**Materials provided**
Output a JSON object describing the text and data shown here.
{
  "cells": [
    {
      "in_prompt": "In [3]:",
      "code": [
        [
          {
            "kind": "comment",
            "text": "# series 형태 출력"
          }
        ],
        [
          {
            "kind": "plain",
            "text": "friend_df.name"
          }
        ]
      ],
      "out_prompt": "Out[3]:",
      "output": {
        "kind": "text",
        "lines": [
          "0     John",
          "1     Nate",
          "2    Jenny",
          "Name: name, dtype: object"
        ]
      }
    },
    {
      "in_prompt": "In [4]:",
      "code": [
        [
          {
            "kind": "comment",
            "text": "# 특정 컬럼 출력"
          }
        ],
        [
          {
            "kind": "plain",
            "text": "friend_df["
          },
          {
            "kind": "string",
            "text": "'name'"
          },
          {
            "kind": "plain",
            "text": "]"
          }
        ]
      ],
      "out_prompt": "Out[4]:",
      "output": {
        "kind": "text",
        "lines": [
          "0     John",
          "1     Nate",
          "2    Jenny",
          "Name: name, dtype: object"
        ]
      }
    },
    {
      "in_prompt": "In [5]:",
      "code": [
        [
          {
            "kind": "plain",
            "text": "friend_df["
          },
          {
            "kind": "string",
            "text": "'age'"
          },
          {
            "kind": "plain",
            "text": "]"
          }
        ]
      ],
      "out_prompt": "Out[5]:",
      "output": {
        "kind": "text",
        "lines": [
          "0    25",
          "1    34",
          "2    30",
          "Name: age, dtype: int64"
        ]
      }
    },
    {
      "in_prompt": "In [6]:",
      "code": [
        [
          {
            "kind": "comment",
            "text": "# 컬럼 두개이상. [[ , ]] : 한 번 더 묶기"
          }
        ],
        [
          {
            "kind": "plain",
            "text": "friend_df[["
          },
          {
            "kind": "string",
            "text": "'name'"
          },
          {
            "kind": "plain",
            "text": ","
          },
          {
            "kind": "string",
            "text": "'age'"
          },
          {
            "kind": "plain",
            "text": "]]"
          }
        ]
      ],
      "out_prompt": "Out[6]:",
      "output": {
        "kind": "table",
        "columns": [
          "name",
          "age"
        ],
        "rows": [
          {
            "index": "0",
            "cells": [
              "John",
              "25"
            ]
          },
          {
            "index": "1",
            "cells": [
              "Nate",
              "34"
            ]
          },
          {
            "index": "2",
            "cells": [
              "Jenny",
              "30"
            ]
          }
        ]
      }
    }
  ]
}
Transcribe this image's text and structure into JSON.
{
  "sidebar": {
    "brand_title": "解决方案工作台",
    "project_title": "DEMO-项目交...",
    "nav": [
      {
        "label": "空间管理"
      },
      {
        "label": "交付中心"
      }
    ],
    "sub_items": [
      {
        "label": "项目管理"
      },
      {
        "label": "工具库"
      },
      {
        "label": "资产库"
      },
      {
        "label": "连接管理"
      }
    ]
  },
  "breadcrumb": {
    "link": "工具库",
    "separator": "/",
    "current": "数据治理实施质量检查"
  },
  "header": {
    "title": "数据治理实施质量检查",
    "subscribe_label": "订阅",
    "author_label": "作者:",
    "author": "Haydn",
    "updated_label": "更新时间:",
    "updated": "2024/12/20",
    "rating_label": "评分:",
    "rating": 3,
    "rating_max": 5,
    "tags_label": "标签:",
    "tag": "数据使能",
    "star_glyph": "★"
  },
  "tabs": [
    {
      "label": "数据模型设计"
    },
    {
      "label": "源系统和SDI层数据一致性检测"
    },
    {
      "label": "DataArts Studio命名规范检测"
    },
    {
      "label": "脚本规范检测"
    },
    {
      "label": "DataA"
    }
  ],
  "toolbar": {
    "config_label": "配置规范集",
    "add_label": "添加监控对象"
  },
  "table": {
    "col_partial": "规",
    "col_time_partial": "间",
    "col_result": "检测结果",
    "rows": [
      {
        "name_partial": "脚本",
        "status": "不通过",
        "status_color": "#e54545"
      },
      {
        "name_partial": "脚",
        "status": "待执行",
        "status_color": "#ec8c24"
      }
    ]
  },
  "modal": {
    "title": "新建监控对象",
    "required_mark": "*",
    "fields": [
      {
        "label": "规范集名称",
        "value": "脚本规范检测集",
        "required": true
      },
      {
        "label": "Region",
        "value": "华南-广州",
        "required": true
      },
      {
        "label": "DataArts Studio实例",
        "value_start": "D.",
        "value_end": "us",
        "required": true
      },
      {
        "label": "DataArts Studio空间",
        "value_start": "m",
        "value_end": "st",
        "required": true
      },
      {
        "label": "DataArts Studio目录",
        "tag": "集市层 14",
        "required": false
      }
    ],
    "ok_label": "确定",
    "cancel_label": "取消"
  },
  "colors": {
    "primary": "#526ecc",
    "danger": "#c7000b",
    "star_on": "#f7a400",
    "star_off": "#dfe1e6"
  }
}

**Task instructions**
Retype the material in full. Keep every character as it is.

**Exercise response**
Output a JSON object describing the text and data shown here.
{
  "cells": [
    {
      "in_prompt": "In [3]:",
      "code": [
        [
          {
            "kind": "comment",
            "text": "# series 형태 출력"
          }
        ],
        [
          {
            "kind": "plain",
            "text": "friend_df.name"
          }
        ]
      ],
      "out_prompt": "Out[3]:",
      "output": {
        "kind": "text",
        "lines": [
          "0     John",
          "1     Nate",
          "2    Jenny",
          "Name: name, dtype: object"
        ]
      }
    },
    {
      "in_prompt": "In [4]:",
      "code": [
        [
          {
            "kind": "comment",
            "text": "# 특정 컬럼 출력"
          }
        ],
        [
          {
            "kind": "plain",
            "text": "friend_df["
          },
          {
            "kind": "string",
            "text": "'name'"
          },
          {
            "kind": "plain",
            "text": "]"
          }
        ]
      ],
      "out_prompt": "Out[4]:",
      "output": {
        "kind": "text",
        "lines": [
          "0     John",
          "1     Nate",
          "2    Jenny",
          "Name: name, dtype: object"
        ]
      }
    },
    {
      "in_prompt": "In [5]:",
      "code": [
        [
          {
            "kind": "plain",
            "text": "friend_df["
          },
          {
            "kind": "string",
            "text": "'age'"
          },
          {
            "kind": "plain",
            "text": "]"
          }
        ]
      ],
      "out_prompt": "Out[5]:",
      "output": {
        "kind": "text",
        "lines": [
          "0    25",
          "1    34",
          "2    30",
          "Name: age, dtype: int64"
        ]
      }
    },
    {
      "in_prompt": "In [6]:",
      "code": [
        [
          {
            "kind": "comment",
            "text": "# 컬럼 두개이상. [[ , ]] : 한 번 더 묶기"
          }
        ],
        [
          {
            "kind": "plain",
            "text": "friend_df[["
          },
          {
            "kind": "string",
            "text": "'name'"
          },
          {
            "kind": "plain",
            "text": ","
          },
          {
            "kind": "string",
            "text": "'age'"
          },
          {
            "kind": "plain",
            "text": "]]"
          }
        ]
      ],
      "out_prompt": "Out[6]:",
      "output": {
        "kind": "table",
        "columns": [
          "name",
          "age"
        ],
        "rows": [
          {
            "index": "0",
            "cells": [
              "John",
              "25"
            ]
          },
          {
            "index": "1",
            "cells": [
              "Nate",
              "34"
            ]
          },
          {
            "index": "2",
            "cells": [
              "Jenny",
              "30"
            ]
          }
        ]
      }
    }
  ]
}
Transcribe this image's text and structure into JSON.
{
  "sidebar": {
    "brand_title": "解决方案工作台",
    "project_title": "DEMO-项目交...",
    "nav": [
      {
        "label": "空间管理"
      },
      {
        "label": "交付中心"
      }
    ],
    "sub_items": [
      {
        "label": "项目管理"
      },
      {
        "label": "工具库"
      },
      {
        "label": "资产库"
      },
      {
        "label": "连接管理"
      }
    ]
  },
  "breadcrumb": {
    "link": "工具库",
    "separator": "/",
    "current": "数据治理实施质量检查"
  },
  "header": {
    "title": "数据治理实施质量检查",
    "subscribe_label": "订阅",
    "author_label": "作者:",
    "author": "Haydn",
    "updated_label": "更新时间:",
    "updated": "2024/12/20",
    "rating_label": "评分:",
    "rating": 3,
    "rating_max": 5,
    "tags_label": "标签:",
    "tag": "数据使能",
    "star_glyph": "★"
  },
  "tabs": [
    {
      "label": "数据模型设计"
    },
    {
      "label": "源系统和SDI层数据一致性检测"
    },
    {
      "label": "DataArts Studio命名规范检测"
    },
    {
      "label": "脚本规范检测"
    },
    {
      "label": "DataA"
    }
  ],
  "toolbar": {
    "config_label": "配置规范集",
    "add_label": "添加监控对象"
  },
  "table": {
    "col_partial": "规",
    "col_time_partial": "间",
    "col_result": "检测结果",
    "rows": [
      {
        "name_partial": "脚本",
        "status": "不通过",
        "status_color": "#e54545"
      },
      {
        "name_partial": "脚",
        "status": "待执行",
        "status_color": "#ec8c24"
      }
    ]
  },
  "modal": {
    "title": "新建监控对象",
    "required_mark": "*",
    "fields": [
      {
        "label": "规范集名称",
        "value": "脚本规范检测集",
        "required": true
      },
      {
        "label": "Region",
        "value": "华南-广州",
        "required": true
      },
      {
        "label": "DataArts Studio实例",
        "value_start": "D.",
        "value_end": "us",
        "required": true
      },
      {
        "label": "DataArts Studio空间",
        "value_start": "m",
        "value_end": "st",
        "required": true
      },
      {
        "label": "DataArts Studio目录",
        "tag": "集市层 14",
        "required": false
      }
    ],
    "ok_label": "确定",
    "cancel_label": "取消"
  },
  "colors": {
    "primary": "#526ecc",
    "danger": "#c7000b",
    "star_on": "#f7a400",
    "star_off": "#dfe1e6"
  }
}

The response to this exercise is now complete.